### The task
From the first record below to the last, retype each one exactly.

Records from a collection

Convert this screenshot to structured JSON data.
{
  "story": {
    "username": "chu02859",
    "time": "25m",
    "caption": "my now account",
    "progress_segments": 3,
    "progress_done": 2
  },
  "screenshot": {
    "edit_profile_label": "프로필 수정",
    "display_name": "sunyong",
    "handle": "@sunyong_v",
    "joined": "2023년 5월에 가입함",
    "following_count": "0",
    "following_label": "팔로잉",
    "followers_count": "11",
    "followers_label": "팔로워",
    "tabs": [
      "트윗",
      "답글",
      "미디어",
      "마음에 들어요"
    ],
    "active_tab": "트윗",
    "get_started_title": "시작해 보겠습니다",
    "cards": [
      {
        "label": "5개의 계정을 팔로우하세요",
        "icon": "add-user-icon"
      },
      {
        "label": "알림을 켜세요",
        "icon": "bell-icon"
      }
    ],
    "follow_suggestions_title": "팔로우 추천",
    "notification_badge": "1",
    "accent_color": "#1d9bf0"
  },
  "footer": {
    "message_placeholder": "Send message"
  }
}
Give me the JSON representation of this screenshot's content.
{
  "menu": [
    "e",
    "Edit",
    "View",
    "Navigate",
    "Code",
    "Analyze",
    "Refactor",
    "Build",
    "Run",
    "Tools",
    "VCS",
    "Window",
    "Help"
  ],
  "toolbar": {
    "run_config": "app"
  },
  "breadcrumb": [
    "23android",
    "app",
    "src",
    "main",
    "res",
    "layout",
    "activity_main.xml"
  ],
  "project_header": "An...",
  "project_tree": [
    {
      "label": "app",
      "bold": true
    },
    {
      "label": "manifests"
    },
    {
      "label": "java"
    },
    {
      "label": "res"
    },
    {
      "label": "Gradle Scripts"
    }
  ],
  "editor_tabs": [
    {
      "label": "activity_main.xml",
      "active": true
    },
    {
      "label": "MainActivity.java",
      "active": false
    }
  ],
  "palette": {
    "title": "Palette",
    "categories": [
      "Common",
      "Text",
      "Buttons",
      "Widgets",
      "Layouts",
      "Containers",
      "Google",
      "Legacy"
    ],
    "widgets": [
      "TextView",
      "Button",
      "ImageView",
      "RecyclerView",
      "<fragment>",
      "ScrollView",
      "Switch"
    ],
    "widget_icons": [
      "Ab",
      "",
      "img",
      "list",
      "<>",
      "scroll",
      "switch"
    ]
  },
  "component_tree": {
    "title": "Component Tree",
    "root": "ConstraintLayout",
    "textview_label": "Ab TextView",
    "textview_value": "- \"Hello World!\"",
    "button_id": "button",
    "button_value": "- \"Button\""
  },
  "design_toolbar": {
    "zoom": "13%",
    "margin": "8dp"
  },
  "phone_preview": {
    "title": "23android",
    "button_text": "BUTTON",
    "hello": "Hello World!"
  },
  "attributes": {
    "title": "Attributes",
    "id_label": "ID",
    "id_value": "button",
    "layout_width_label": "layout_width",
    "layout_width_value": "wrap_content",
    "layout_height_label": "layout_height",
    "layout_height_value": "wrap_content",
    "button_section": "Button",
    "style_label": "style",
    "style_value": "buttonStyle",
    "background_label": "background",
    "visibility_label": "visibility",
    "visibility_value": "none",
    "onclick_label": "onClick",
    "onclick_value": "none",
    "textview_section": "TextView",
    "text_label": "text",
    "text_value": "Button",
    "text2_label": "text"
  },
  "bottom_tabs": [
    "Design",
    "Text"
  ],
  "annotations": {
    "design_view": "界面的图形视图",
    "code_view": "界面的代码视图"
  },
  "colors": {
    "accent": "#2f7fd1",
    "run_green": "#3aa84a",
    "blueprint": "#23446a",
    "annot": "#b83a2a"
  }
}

### Output
Convert this screenshot to structured JSON data.
{
  "story": {
    "username": "chu02859",
    "time": "25m",
    "caption": "my now account",
    "progress_segments": 3,
    "progress_done": 2
  },
  "screenshot": {
    "edit_profile_label": "프로필 수정",
    "display_name": "sunyong",
    "handle": "@sunyong_v",
    "joined": "2023년 5월에 가입함",
    "following_count": "0",
    "following_label": "팔로잉",
    "followers_count": "11",
    "followers_label": "팔로워",
    "tabs": [
      "트윗",
      "답글",
      "미디어",
      "마음에 들어요"
    ],
    "active_tab": "트윗",
    "get_started_title": "시작해 보겠습니다",
    "cards": [
      {
        "label": "5개의 계정을 팔로우하세요",
        "icon": "add-user-icon"
      },
      {
        "label": "알림을 켜세요",
        "icon": "bell-icon"
      }
    ],
    "follow_suggestions_title": "팔로우 추천",
    "notification_badge": "1",
    "accent_color": "#1d9bf0"
  },
  "footer": {
    "message_placeholder": "Send message"
  }
}
Give me the JSON representation of this screenshot's content.
{
  "menu": [
    "e",
    "Edit",
    "View",
    "Navigate",
    "Code",
    "Analyze",
    "Refactor",
    "Build",
    "Run",
    "Tools",
    "VCS",
    "Window",
    "Help"
  ],
  "toolbar": {
    "run_config": "app"
  },
  "breadcrumb": [
    "23android",
    "app",
    "src",
    "main",
    "res",
    "layout",
    "activity_main.xml"
  ],
  "project_header": "An...",
  "project_tree": [
    {
      "label": "app",
      "bold": true
    },
    {
      "label": "manifests"
    },
    {
      "label": "java"
    },
    {
      "label": "res"
    },
    {
      "label": "Gradle Scripts"
    }
  ],
  "editor_tabs": [
    {
      "label": "activity_main.xml",
      "active": true
    },
    {
      "label": "MainActivity.java",
      "active": false
    }
  ],
  "palette": {
    "title": "Palette",
    "categories": [
      "Common",
      "Text",
      "Buttons",
      "Widgets",
      "Layouts",
      "Containers",
      "Google",
      "Legacy"
    ],
    "widgets": [
      "TextView",
      "Button",
      "ImageView",
      "RecyclerView",
      "<fragment>",
      "ScrollView",
      "Switch"
    ],
    "widget_icons": [
      "Ab",
      "",
      "img",
      "list",
      "<>",
      "scroll",
      "switch"
    ]
  },
  "component_tree": {
    "title": "Component Tree",
    "root": "ConstraintLayout",
    "textview_label": "Ab TextView",
    "textview_value": "- \"Hello World!\"",
    "button_id": "button",
    "button_value": "- \"Button\""
  },
  "design_toolbar": {
    "zoom": "13%",
    "margin": "8dp"
  },
  "phone_preview": {
    "title": "23android",
    "button_text": "BUTTON",
    "hello": "Hello World!"
  },
  "attributes": {
    "title": "Attributes",
    "id_label": "ID",
    "id_value": "button",
    "layout_width_label": "layout_width",
    "layout_width_value": "wrap_content",
    "layout_height_label": "layout_height",
    "layout_height_value": "wrap_content",
    "button_section": "Button",
    "style_label": "style",
    "style_value": "buttonStyle",
    "background_label": "background",
    "visibility_label": "visibility",
    "visibility_value": "none",
    "onclick_label": "onClick",
    "onclick_value": "none",
    "textview_section": "TextView",
    "text_label": "text",
    "text_value": "Button",
    "text2_label": "text"
  },
  "bottom_tabs": [
    "Design",
    "Text"
  ],
  "annotations": {
    "design_view": "界面的图形视图",
    "code_view": "界面的代码视图"
  },
  "colors": {
    "accent": "#2f7fd1",
    "run_green": "#3aa84a",
    "blueprint": "#23446a",
    "annot": "#b83a2a"
  }
}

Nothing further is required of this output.